#### Task instructions:
Pick out each line in these entries that contains the string "color".

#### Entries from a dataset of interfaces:
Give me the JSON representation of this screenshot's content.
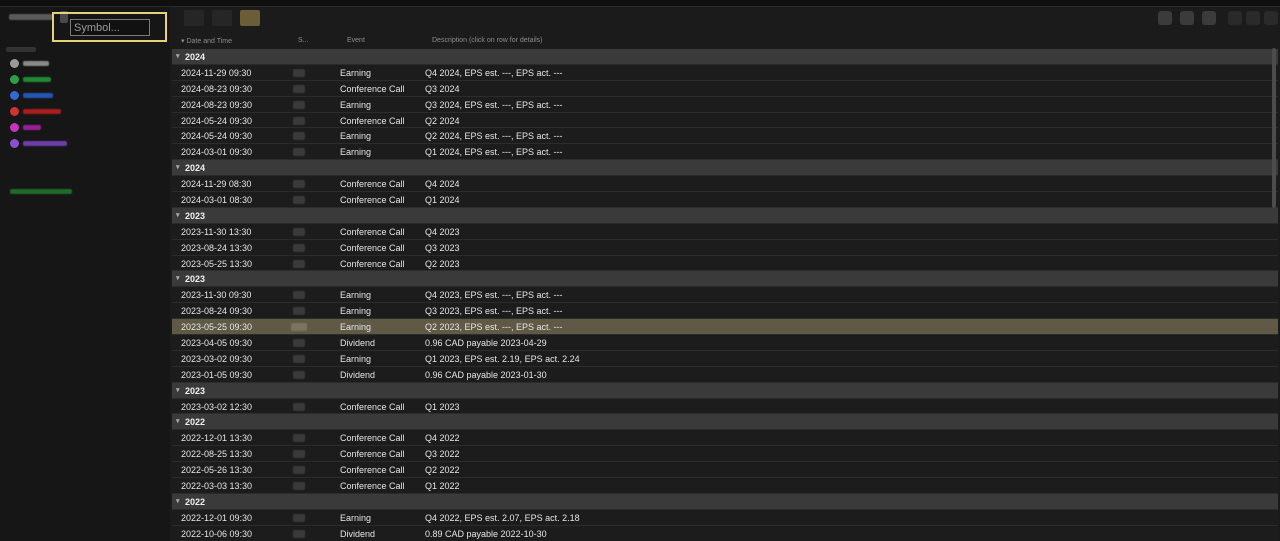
{
  "sidebar": {
    "symbol_placeholder": "Symbol...",
    "filters": [
      {
        "color": "#e0e0e0",
        "chk": "#9a9a9a"
      },
      {
        "color": "#1f8a34",
        "chk": "#2da046"
      },
      {
        "color": "#2456b5",
        "chk": "#3368d0"
      },
      {
        "color": "#a81d1d",
        "chk": "#d23232"
      },
      {
        "color": "#9a1f96",
        "chk": "#c236bd"
      },
      {
        "color": "#6e3ea8",
        "chk": "#8b50d0"
      }
    ]
  },
  "table": {
    "headers": {
      "date": "Date and Time",
      "symbol": "S...",
      "event": "Event",
      "description": "Description (click on row for details)"
    },
    "groups": [
      {
        "year": "2024",
        "rows": [
          {
            "date": "2024-11-29 09:30",
            "event": "Earning",
            "desc": "Q4 2024, EPS est. ---, EPS act. ---"
          },
          {
            "date": "2024-08-23 09:30",
            "event": "Conference Call",
            "desc": "Q3 2024"
          },
          {
            "date": "2024-08-23 09:30",
            "event": "Earning",
            "desc": "Q3 2024, EPS est. ---, EPS act. ---"
          },
          {
            "date": "2024-05-24 09:30",
            "event": "Conference Call",
            "desc": "Q2 2024"
          },
          {
            "date": "2024-05-24 09:30",
            "event": "Earning",
            "desc": "Q2 2024, EPS est. ---, EPS act. ---"
          },
          {
            "date": "2024-03-01 09:30",
            "event": "Earning",
            "desc": "Q1 2024, EPS est. ---, EPS act. ---"
          }
        ]
      },
      {
        "year": "2024",
        "rows": [
          {
            "date": "2024-11-29 08:30",
            "event": "Conference Call",
            "desc": "Q4 2024"
          },
          {
            "date": "2024-03-01 08:30",
            "event": "Conference Call",
            "desc": "Q1 2024"
          }
        ]
      },
      {
        "year": "2023",
        "rows": [
          {
            "date": "2023-11-30 13:30",
            "event": "Conference Call",
            "desc": "Q4 2023"
          },
          {
            "date": "2023-08-24 13:30",
            "event": "Conference Call",
            "desc": "Q3 2023"
          },
          {
            "date": "2023-05-25 13:30",
            "event": "Conference Call",
            "desc": "Q2 2023"
          }
        ]
      },
      {
        "year": "2023",
        "rows": [
          {
            "date": "2023-11-30 09:30",
            "event": "Earning",
            "desc": "Q4 2023, EPS est. ---, EPS act. ---"
          },
          {
            "date": "2023-08-24 09:30",
            "event": "Earning",
            "desc": "Q3 2023, EPS est. ---, EPS act. ---"
          },
          {
            "date": "2023-05-25 09:30",
            "event": "Earning",
            "desc": "Q2 2023, EPS est. ---, EPS act. ---",
            "selected": true
          },
          {
            "date": "2023-04-05 09:30",
            "event": "Dividend",
            "desc": "0.96 CAD payable 2023-04-29"
          },
          {
            "date": "2023-03-02 09:30",
            "event": "Earning",
            "desc": "Q1 2023, EPS est. 2.19, EPS act. 2.24"
          },
          {
            "date": "2023-01-05 09:30",
            "event": "Dividend",
            "desc": "0.96 CAD payable 2023-01-30"
          }
        ]
      },
      {
        "year": "2023",
        "rows": [
          {
            "date": "2023-03-02 12:30",
            "event": "Conference Call",
            "desc": "Q1 2023"
          }
        ]
      },
      {
        "year": "2022",
        "rows": [
          {
            "date": "2022-12-01 13:30",
            "event": "Conference Call",
            "desc": "Q4 2022"
          },
          {
            "date": "2022-08-25 13:30",
            "event": "Conference Call",
            "desc": "Q3 2022"
          },
          {
            "date": "2022-05-26 13:30",
            "event": "Conference Call",
            "desc": "Q2 2022"
          },
          {
            "date": "2022-03-03 13:30",
            "event": "Conference Call",
            "desc": "Q1 2022"
          }
        ]
      },
      {
        "year": "2022",
        "rows": [
          {
            "date": "2022-12-01 09:30",
            "event": "Earning",
            "desc": "Q4 2022, EPS est. 2.07, EPS act. 2.18"
          },
          {
            "date": "2022-10-06 09:30",
            "event": "Dividend",
            "desc": "0.89 CAD payable 2022-10-30"
          }
        ]
      }
    ]
  }
}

#### Solution for this task:
        "color": "#e0e0e0",
        "color": "#1f8a34",
        "color": "#2456b5",
        "color": "#a81d1d",
        "color": "#9a1f96",
        "color": "#6e3ea8",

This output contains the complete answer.